Problem description >> When you return the material, keep every line exactly as it is and omit the pictures.

Given information >>
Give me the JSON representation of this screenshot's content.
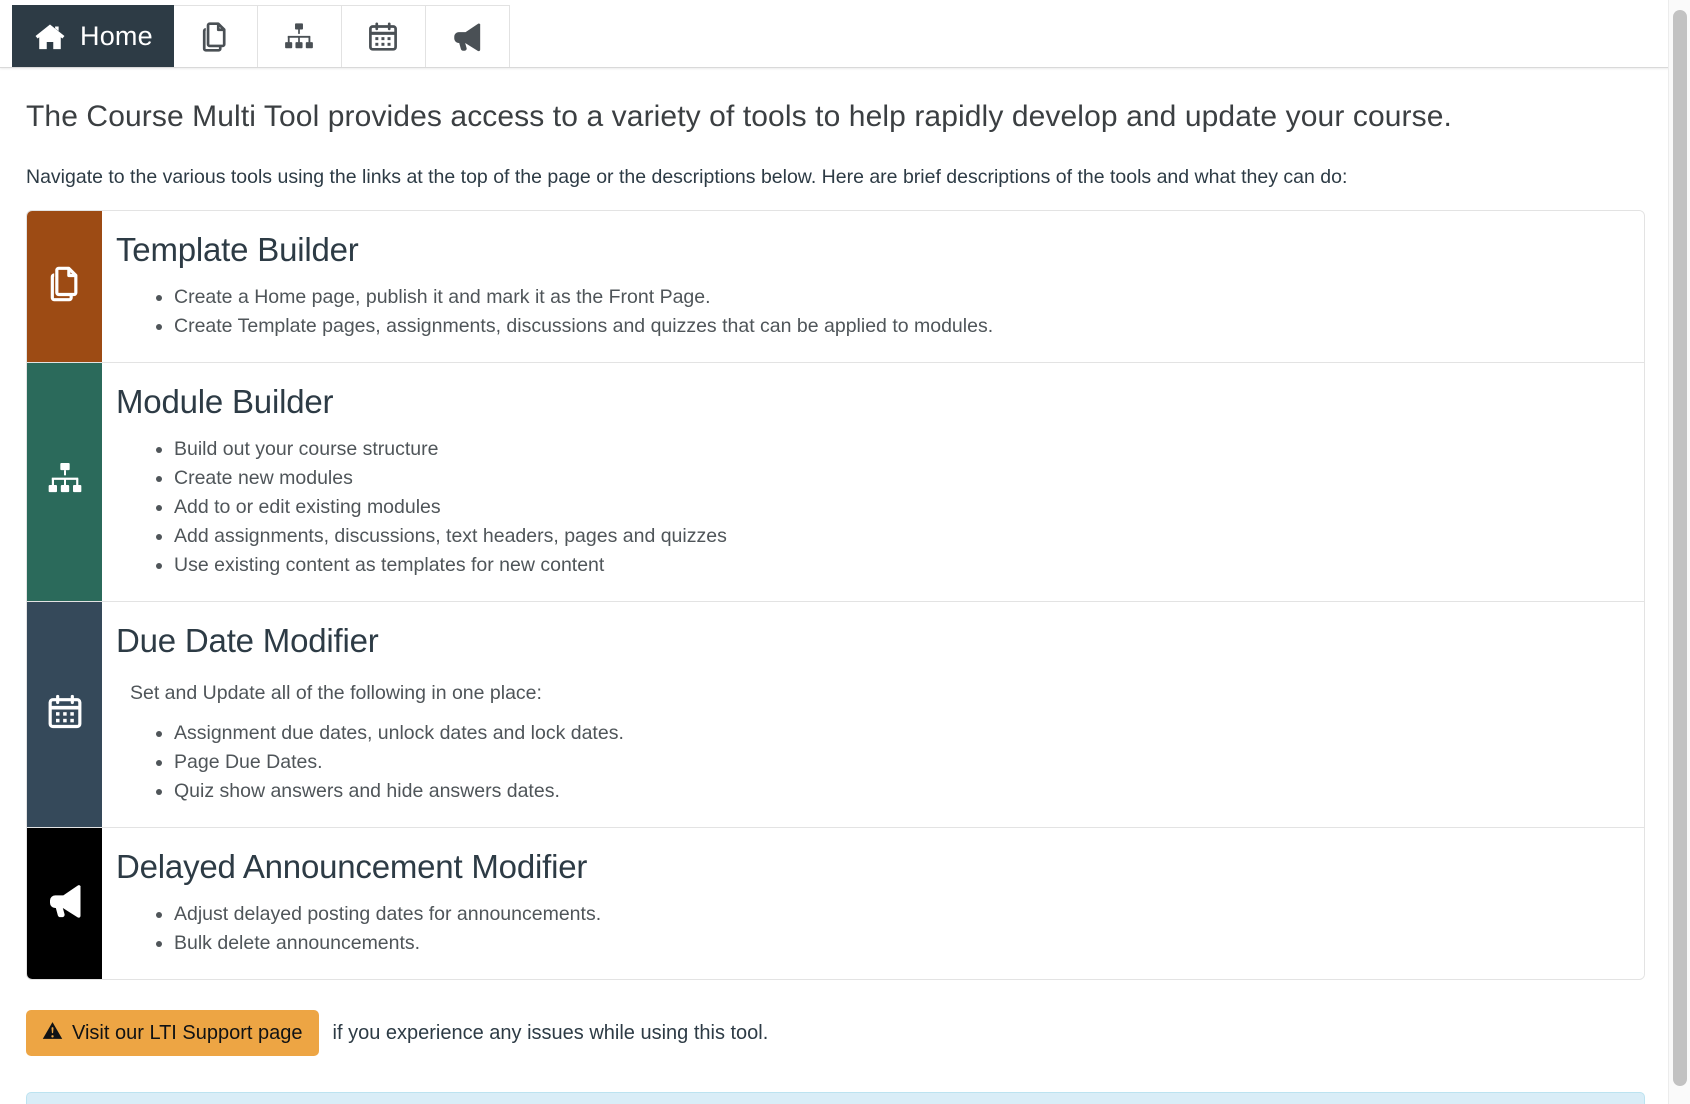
{
  "nav": {
    "tabs": [
      {
        "label": "Home",
        "icon": "home-icon",
        "active": true
      },
      {
        "label": "",
        "icon": "copy-pages-icon",
        "active": false
      },
      {
        "label": "",
        "icon": "sitemap-icon",
        "active": false
      },
      {
        "label": "",
        "icon": "calendar-icon",
        "active": false
      },
      {
        "label": "",
        "icon": "megaphone-icon",
        "active": false
      }
    ]
  },
  "page": {
    "lead": "The Course Multi Tool provides access to a variety of tools to help rapidly develop and update your course.",
    "intro": "Navigate to the various tools using the links at the top of the page or the descriptions below. Here are brief descriptions of the tools and what they can do:"
  },
  "cards": [
    {
      "title": "Template Builder",
      "icon": "copy-pages-icon",
      "color": "#9d4b14",
      "subtitle": "",
      "bullets": [
        "Create a Home page, publish it and mark it as the Front Page.",
        "Create Template pages, assignments, discussions and quizzes that can be applied to modules."
      ]
    },
    {
      "title": "Module Builder",
      "icon": "sitemap-icon",
      "color": "#2b6a5b",
      "subtitle": "",
      "bullets": [
        "Build out your course structure",
        "Create new modules",
        "Add to or edit existing modules",
        "Add assignments, discussions, text headers, pages and quizzes",
        "Use existing content as templates for new content"
      ]
    },
    {
      "title": "Due Date Modifier",
      "icon": "calendar-icon",
      "color": "#35495a",
      "subtitle": "Set and Update all of the following in one place:",
      "bullets": [
        "Assignment due dates, unlock dates and lock dates.",
        "Page Due Dates.",
        "Quiz show answers and hide answers dates."
      ]
    },
    {
      "title": "Delayed Announcement Modifier",
      "icon": "megaphone-icon",
      "color": "#000000",
      "subtitle": "",
      "bullets": [
        "Adjust delayed posting dates for announcements.",
        "Bulk delete announcements."
      ]
    }
  ],
  "support": {
    "button_label": "Visit our LTI Support page",
    "button_icon": "warning-triangle-icon",
    "button_color": "#eda544",
    "note": "if you experience any issues while using this tool."
  }
}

Result below >>
Give me the JSON representation of this screenshot's content.
{
  "nav": {
    "tabs": [
      {
        "label": "Home",
        "icon": "home-icon",
        "active": true
      },
      {
        "label": "",
        "icon": "copy-pages-icon",
        "active": false
      },
      {
        "label": "",
        "icon": "sitemap-icon",
        "active": false
      },
      {
        "label": "",
        "icon": "calendar-icon",
        "active": false
      },
      {
        "label": "",
        "icon": "megaphone-icon",
        "active": false
      }
    ]
  },
  "page": {
    "lead": "The Course Multi Tool provides access to a variety of tools to help rapidly develop and update your course.",
    "intro": "Navigate to the various tools using the links at the top of the page or the descriptions below. Here are brief descriptions of the tools and what they can do:"
  },
  "cards": [
    {
      "title": "Template Builder",
      "icon": "copy-pages-icon",
      "color": "#9d4b14",
      "subtitle": "",
      "bullets": [
        "Create a Home page, publish it and mark it as the Front Page.",
        "Create Template pages, assignments, discussions and quizzes that can be applied to modules."
      ]
    },
    {
      "title": "Module Builder",
      "icon": "sitemap-icon",
      "color": "#2b6a5b",
      "subtitle": "",
      "bullets": [
        "Build out your course structure",
        "Create new modules",
        "Add to or edit existing modules",
        "Add assignments, discussions, text headers, pages and quizzes",
        "Use existing content as templates for new content"
      ]
    },
    {
      "title": "Due Date Modifier",
      "icon": "calendar-icon",
      "color": "#35495a",
      "subtitle": "Set and Update all of the following in one place:",
      "bullets": [
        "Assignment due dates, unlock dates and lock dates.",
        "Page Due Dates.",
        "Quiz show answers and hide answers dates."
      ]
    },
    {
      "title": "Delayed Announcement Modifier",
      "icon": "megaphone-icon",
      "color": "#000000",
      "subtitle": "",
      "bullets": [
        "Adjust delayed posting dates for announcements.",
        "Bulk delete announcements."
      ]
    }
  ],
  "support": {
    "button_label": "Visit our LTI Support page",
    "button_icon": "warning-triangle-icon",
    "button_color": "#eda544",
    "note": "if you experience any issues while using this tool."
  }
}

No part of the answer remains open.